But it always frustrated me that when I mentioned it to English-language friends, they had never heard of it because the only English translation had been done back when the original French edition was first published. That translation was very much of its time, and in my opinion did not capture the liveliness and freshness of the French original, as 19th century popular French novels are much more ‘immediate,’ pacey, and less densely wordy than was the prevailing literary taste in 19th century English-language novels. ‘Michael Strogoff’ as it was titled in English, had been popular in its day—indeed, in the US it was popular enough for not only the first film ever of the book to be made there, in 1914, but also for a small town in Texas to be named after one of its main characters, Strogoff’s tough and indomitable mother, Marfa.

But the translation had dated quite badly and by the time I was growing up, the novel had fallen out of favour in English speaking countries, though in France its enormous influence continued unabated. There, not only writers speak of being first turned on to the love of reading by Michel Strogoff, but people in many other walks of life do as well, including the former President, Nicolas Sarkozy.

As I’m bilingual, I had toyed with the idea of creating a new translation myself but other books and other projects got in the way. And then one day I met the wonderful translator and writer Stephanie Smee, who had just translated the works of another great classic French author, the Countess de Ségur, another childhood favourite of mine.  [Read more…]


If the ‘Elastic Mind’ Snaps: A Lenten Lullaby


Image - IStockphoto: nastco
Image – IStockphoto: nastco


This will be my last post until Monday, April 13,2015.

No, not me.  (You wish.)

Kathy Pooler
Kathy Pooler

No, that’s a colleague, the memoirist Kathy Pooler. She’s a good, cold-weather Catholic, mind you, so Lent means a lot more to her than it does to troppo Protestants like me.

Following a retreat with some author-colleagues, Pooler has decided to cut her exposure to social media way back for Lent. She writes:

Being away with these treasured friends got me in touch with my own need to step back—rest, refresh, renew.

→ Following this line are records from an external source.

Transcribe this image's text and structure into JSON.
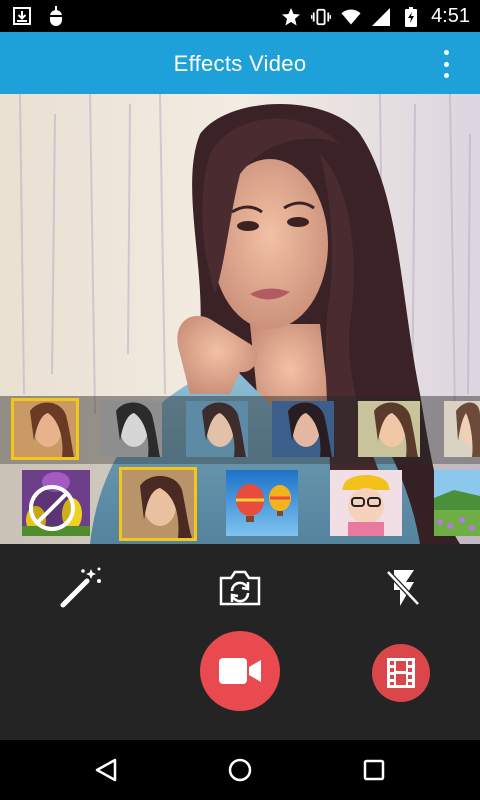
{
  "status_bar": {
    "time": "4:51",
    "left_icons": [
      "download-icon",
      "android-debug-icon"
    ],
    "right_icons": [
      "star-icon",
      "vibrate-icon",
      "wifi-icon",
      "cell-signal-icon",
      "battery-icon"
    ]
  },
  "app_bar": {
    "title": "Effects Video",
    "menu_icon": "overflow-menu-icon",
    "color": "#1ea0d8"
  },
  "effect_filters": {
    "items": [
      "filter-vintage",
      "filter-grayscale",
      "filter-cool",
      "filter-blue",
      "filter-warm",
      "filter-faded"
    ],
    "selected_index": 0,
    "selection_color": "#f5c61a"
  },
  "frame_overlays": {
    "items": [
      "frame-none",
      "frame-portrait",
      "frame-balloons",
      "frame-kid",
      "frame-meadow"
    ],
    "selected_index": 1
  },
  "controls": {
    "magic_wand_icon": "magic-wand-icon",
    "switch_camera_icon": "switch-camera-icon",
    "flash_icon": "flash-off-icon",
    "record_icon": "video-camera-icon",
    "gallery_icon": "film-icon",
    "record_color": "#e84a4f",
    "gallery_color": "#d9474b"
  },
  "nav_bar": {
    "icons": [
      "back-icon",
      "home-icon",
      "recents-icon"
    ]
  }
}
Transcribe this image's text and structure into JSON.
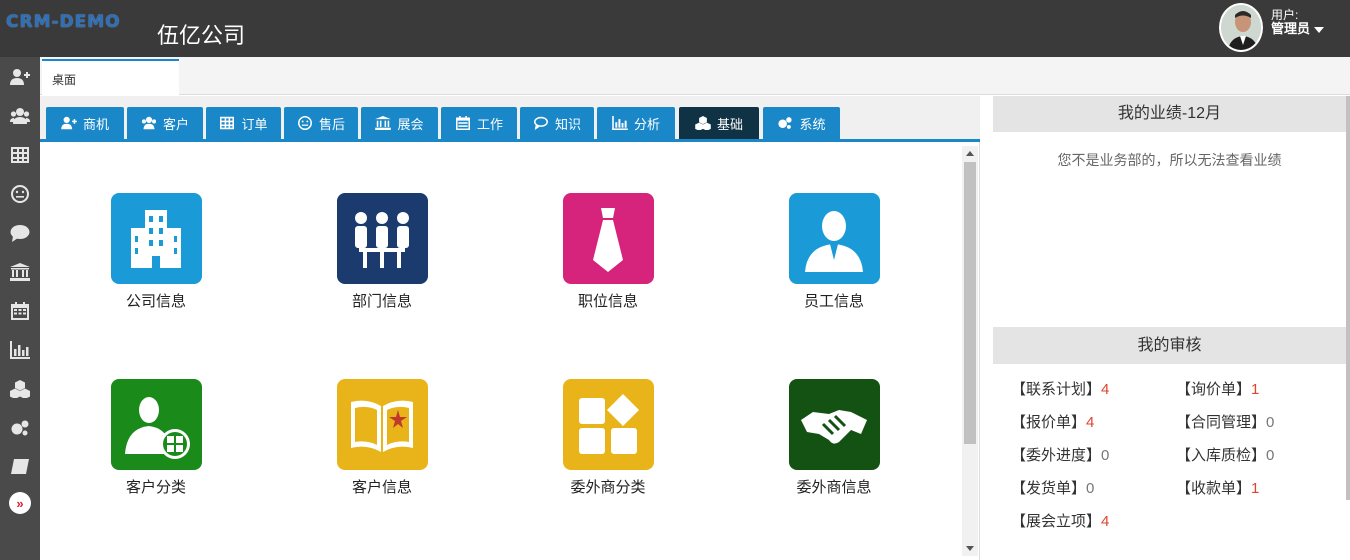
{
  "header": {
    "logo_text": "CRM-DEMO",
    "company_name": "伍亿公司",
    "user_label": "用户:",
    "user_name": "管理员"
  },
  "sidebar": {
    "icons": [
      "add-user-icon",
      "users-icon",
      "table-icon",
      "smile-icon",
      "chat-icon",
      "bank-icon",
      "calendar-icon",
      "bar-chart-icon",
      "cubes-icon",
      "gears-icon",
      "book-icon"
    ],
    "expand_label": "»"
  },
  "page_tabs": [
    {
      "label": "桌面"
    }
  ],
  "nav_tabs": [
    {
      "label": "商机",
      "icon": "add-user-icon"
    },
    {
      "label": "客户",
      "icon": "users-icon"
    },
    {
      "label": "订单",
      "icon": "table-icon"
    },
    {
      "label": "售后",
      "icon": "smile-icon"
    },
    {
      "label": "展会",
      "icon": "bank-icon"
    },
    {
      "label": "工作",
      "icon": "calendar-icon"
    },
    {
      "label": "知识",
      "icon": "chat-icon"
    },
    {
      "label": "分析",
      "icon": "bar-chart-icon"
    },
    {
      "label": "基础",
      "icon": "cubes-icon",
      "active": true
    },
    {
      "label": "系统",
      "icon": "gears-icon"
    }
  ],
  "tiles": [
    {
      "label": "公司信息",
      "color": "#1a9ad6",
      "icon": "building-icon"
    },
    {
      "label": "部门信息",
      "color": "#1b3a6e",
      "icon": "meeting-icon"
    },
    {
      "label": "职位信息",
      "color": "#d6237c",
      "icon": "tie-icon"
    },
    {
      "label": "员工信息",
      "color": "#1a9ad6",
      "icon": "person-icon"
    },
    {
      "label": "客户分类",
      "color": "#1a8a1a",
      "icon": "user-category-icon"
    },
    {
      "label": "客户信息",
      "color": "#e9b41a",
      "icon": "open-book-icon"
    },
    {
      "label": "委外商分类",
      "color": "#e9b41a",
      "icon": "shapes-icon"
    },
    {
      "label": "委外商信息",
      "color": "#145214",
      "icon": "handshake-icon"
    }
  ],
  "performance": {
    "title": "我的业绩-12月",
    "message": "您不是业务部的，所以无法查看业绩"
  },
  "review": {
    "title": "我的审核",
    "items": [
      {
        "label": "【联系计划】",
        "count": "4",
        "highlight": true
      },
      {
        "label": "【询价单】",
        "count": "1",
        "highlight": true
      },
      {
        "label": "【报价单】",
        "count": "4",
        "highlight": true
      },
      {
        "label": "【合同管理】",
        "count": "0",
        "highlight": false
      },
      {
        "label": "【委外进度】",
        "count": "0",
        "highlight": false
      },
      {
        "label": "【入库质检】",
        "count": "0",
        "highlight": false
      },
      {
        "label": "【发货单】",
        "count": "0",
        "highlight": false
      },
      {
        "label": "【收款单】",
        "count": "1",
        "highlight": true
      },
      {
        "label": "【展会立项】",
        "count": "4",
        "highlight": true
      }
    ]
  }
}
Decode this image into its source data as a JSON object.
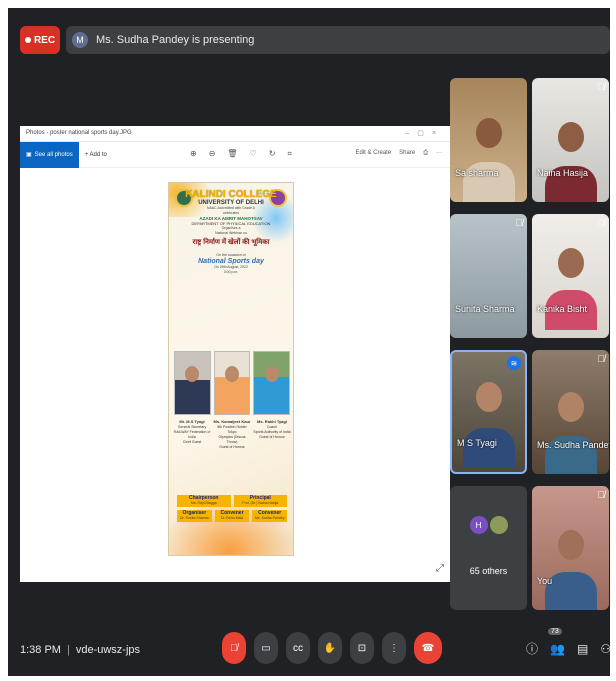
{
  "meeting": {
    "rec_label": "REC",
    "presenter_initial": "M",
    "presenting_text": "Ms. Sudha Pandey is presenting",
    "time": "1:38 PM",
    "separator": "|",
    "meeting_code": "vde-uwsz-jps",
    "participants_count": "73"
  },
  "shared_window": {
    "title": "Photos - poster national sports day.JPG",
    "see_all_photos": "See all photos",
    "add_to": "+ Add to",
    "edit_create": "Edit & Create",
    "share": "Share"
  },
  "poster": {
    "college": "KALINDI COLLEGE",
    "university": "UNIVERSITY OF DELHI",
    "accreditation": "NAAC Accredited with Grade A",
    "celebrates": "celebrates",
    "azadi": "AZADI KA AMRIT MAHOTSAV",
    "department": "DEPARTMENT OF PHYSICAL EDUCATION",
    "organises": "Organises a",
    "webinar": "National Webinar on",
    "hindi_title": "राष्ट्र निर्माण में खेलों की भूमिका",
    "occasion": "On the occasion of",
    "sports_day": "National Sports day",
    "date": "On 29th August, 2022",
    "time": "3:00 p.m.",
    "speakers": [
      {
        "name": "Mr. M.S Tyagi",
        "line1": "General Secretary",
        "line2": "RAILWAY Federation of India",
        "role": "Chief Guest"
      },
      {
        "name": "Ms. Kamaljeet Kaur",
        "line1": "5th Position Holder Tokyo",
        "line2": "Olympics (Discus Throw)",
        "role": "Guest of Honour"
      },
      {
        "name": "Ms. Rakhi Tyagi",
        "line1": "Coach",
        "line2": "Sports Authority of India",
        "role": "Guest of Honour"
      }
    ],
    "roles": [
      {
        "title": "Chairperson",
        "name": "Ms. Rajni Bagga"
      },
      {
        "title": "Principal",
        "name": "Prof. (Dr.) Naina Hasija"
      },
      {
        "title": "Organiser",
        "name": "Dr. Sunita Sharma"
      },
      {
        "title": "Convener",
        "name": "Dr. Renu Mala"
      },
      {
        "title": "Convener",
        "name": "Ms. Sudha Pandey"
      }
    ]
  },
  "participants": [
    {
      "name": "Sa sharma",
      "muted": false
    },
    {
      "name": "Naina Hasija",
      "muted": true
    },
    {
      "name": "Sunita Sharma",
      "muted": true
    },
    {
      "name": "Kanika Bisht",
      "muted": true
    },
    {
      "name": "M S Tyagi",
      "muted": false,
      "speaking": true
    },
    {
      "name": "Ms. Sudha Pandey",
      "muted": true
    },
    {
      "name": "65 others",
      "initial": "H"
    },
    {
      "name": "You",
      "muted": true
    }
  ],
  "icons": {
    "mic_off": "mic-off-icon",
    "camera": "camera-icon",
    "captions": "captions-icon",
    "hand": "raise-hand-icon",
    "present": "present-icon",
    "more": "more-options-icon",
    "end_call": "end-call-icon",
    "info": "info-icon",
    "people": "people-icon",
    "chat": "chat-icon",
    "activities": "activities-icon"
  },
  "colors": {
    "background": "#202124",
    "rec_red": "#d93025",
    "end_call_red": "#ea4335",
    "speaking_blue": "#1a73e8"
  }
}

After five-plus years of nonstop weekly blogging and intense social media involvement, I have decided to…go on my own Lenten sabbatical.

She’ll have a few guest posts going up, and she’ll check email. But, she writes, “I will limit my time on Facebook and Twitter to automated sharing of guest posts. This will mean turning off my social media notifications on my iPhone.”

So now we can talk about her all we want. Just kidding. Pooler goes on:

I know that limiting my social media presence will be a supreme challenge as I so love connecting with others. But I also know I need to take care of myself; to step back and reflect before I can come back and be all I need and want to be. And it fits in with my mantra to “simplify.” Until we meet again, I wish you all peace and quiet moments of reflection during this Lenten season. I look forward to returning in April refreshed and renewed. I plan to share the lessons learned when I return.

Therese Walsh
Therese Walsh

Aside from the fact that Pooler turns out to be really good at benedictions (who knew?), this has reminded me of the February 3 post here from Therese Walsh, author and Writer Unboxed’s co-founder. She wrote about a search for “mono-tasking,” meaning, in essence, the ability to hunker down on one sustained project or task without feeling pulled apart by competing thoughts and stimuli.  So many of us know what she’s talking about, all too well.

Walsh and I have been in touch a bit since that post ran, comparing notes. I’ve offered a few technical responses that I find helpful to the relentless blitz — RescueTime (which I find invaluable — you’re welcome to explore it free with my link); “frequency following” sound recordings, which I find helpful while focusing on work; meditation.

I’ve been thinking a lot about what she wrote, her distress at feeling her concentration is challenged — I can relate; that bad feeling (this is my characterization, not hers) of having our livers pecked out by data transmissions.

And I’ve been thinking about what Pooler’s doing, heading off the social grid to get a grip.

In keeping with the Lenten theme, it has to do with temptation, somehow. I think this is part of what we’re talking about.

[Read more…]